Pops of colour, patterns and symmetrical shapes. Feelings of abundance and multiplicity. Weightlessness. A sense of elevation. Nostalgia. It’s easy to see how these things translate into design – in many ways they are its building blocks.

Why so serious?

Joyfulness is easy to dismiss – as a design concept and as a tendency in human beings. Fetell Lee points out that adults who exhibit genuine joy are often viewed as “childish or too feminine, unserious or self-indulgent.”

Unicorns and rainbows aren’t for everyone – but it’s important to recognise that joyful design doesn’t have to be childish. It could be an artfully arranged flatlay on Pinterest, the iconic shell of an iMac G3, or the shining curves of an E-type Jaguar.

Getting it right

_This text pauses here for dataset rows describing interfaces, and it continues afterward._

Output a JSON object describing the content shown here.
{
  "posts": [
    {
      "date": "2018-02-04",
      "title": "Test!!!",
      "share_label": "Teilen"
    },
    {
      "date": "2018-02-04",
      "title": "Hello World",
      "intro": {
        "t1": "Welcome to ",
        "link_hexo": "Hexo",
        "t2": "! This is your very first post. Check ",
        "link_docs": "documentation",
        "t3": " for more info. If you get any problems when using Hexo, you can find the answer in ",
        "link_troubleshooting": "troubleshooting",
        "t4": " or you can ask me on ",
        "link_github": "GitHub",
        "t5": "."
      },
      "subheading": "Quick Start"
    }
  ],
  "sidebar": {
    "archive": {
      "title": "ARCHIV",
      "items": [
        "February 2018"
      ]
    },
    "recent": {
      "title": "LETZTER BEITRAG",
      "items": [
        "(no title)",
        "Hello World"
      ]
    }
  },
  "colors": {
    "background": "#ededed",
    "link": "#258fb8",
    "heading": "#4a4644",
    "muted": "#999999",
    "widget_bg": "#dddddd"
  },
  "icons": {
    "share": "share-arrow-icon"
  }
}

In marketing, you’re taking that strong feeling of positive emotion and centring your brand or product at the heart of the conversation. For many brands, the key is creating joyful content that is elegant, considered, modern and understated.

Fetell Lee goes on to describe how designers are taking on large-scale projects and reintroducing the concept of joy into institutions like schools and hospitals. Research shows that bringing colour and joy into the real world boosts productivity and makes people more alert, confident and friendly. According to Publicolor, using bright colours in an environment can pack a significant psychological punch and help create a sense of order and understanding.

When it comes to social video and content campaigns, investing your work with joy can be more straightforward. Every carefully chosen colour palette, every ‘just so’ Instagram shot, every HD video showing off the sleek, boxfresh smoothness of a new smartphone – all of them are leveraging the power of joy.

Amp it up

Of course, leaning into it works too. Over the past decade, Sony has achieved this to extraordinary effect. A big winner at Cannes Lions 2006, ‘Balls’ shows 250,000 brightly-coloured bouncy balls bouncing down the hills of San Francisco. Created to promote its BRAVIA televisions, the two-and-a-half minute ad ran with the tagline ‘Colour like no other’.

One of the best things about the concept was its IRL execution, highlighted in a series of behind-the-scenes videos that did the rounds on social media. Sony constructed a massive cannon device and shook down every funfair dealer in the country for balls – no CGI necessary. Nostalgia – check. Abundance – check. Lightness – check. Sony’s sales and market share went through the roof.

Since then, BRAVIA has seen similar success with hypnotic ads like ‘Paint’ (2008), the magical ‘Glitter Balloons’ (2016), and most recently – the spine-tingling ‘Window into Daytime’ ad promoting BRAVIA OLED (yes, cherry blossom makes an appearance here too).

Elsewhere Barclaycard has taken us on a huge water slide through central London (2008), Three gave us a moonwalking pony (2013) and McVities brought us puppies, kittens and tarsiers climbing out of Digestive packets (2014-16).

A glass and a half

The past couple of years have seen marketing adopt a more conscious tone, with certain branches veering towards the overtly political. There is still a place for joy, but now more than ever, we need it to be meaningful.

Joy experts Cadbury nailed it recently, bringing the concept bang up-to-date with an omnichannel campaign about finding joy in the everyday. ‘Mum’s Birthday’ (2018) tells the touching story of an ordinary little girl using trinkets like buttons and toys to pay for a bar of Dairy Milk for her mum’s birthday. To tie in with the campaign, Cadbury also opened a pop-up ‘newsagent’, where people could exchange their own trinkets for chocolate. The result is a campaign that feels honest and relatable with all the joy of a gorilla lost in an epic drum solo.

Don’t be afraid to catch feels

Anyone can choose an inspirational quote and stick it in a campaign. Make a piece of content light and joyful, and your audience will be compelled to look at it longer. You’re aiming to hit that sweet spot between depth and depthlessness, fact and freedom. Next time you’re looking for inspiration, why not consider working a few joy triggers into your process?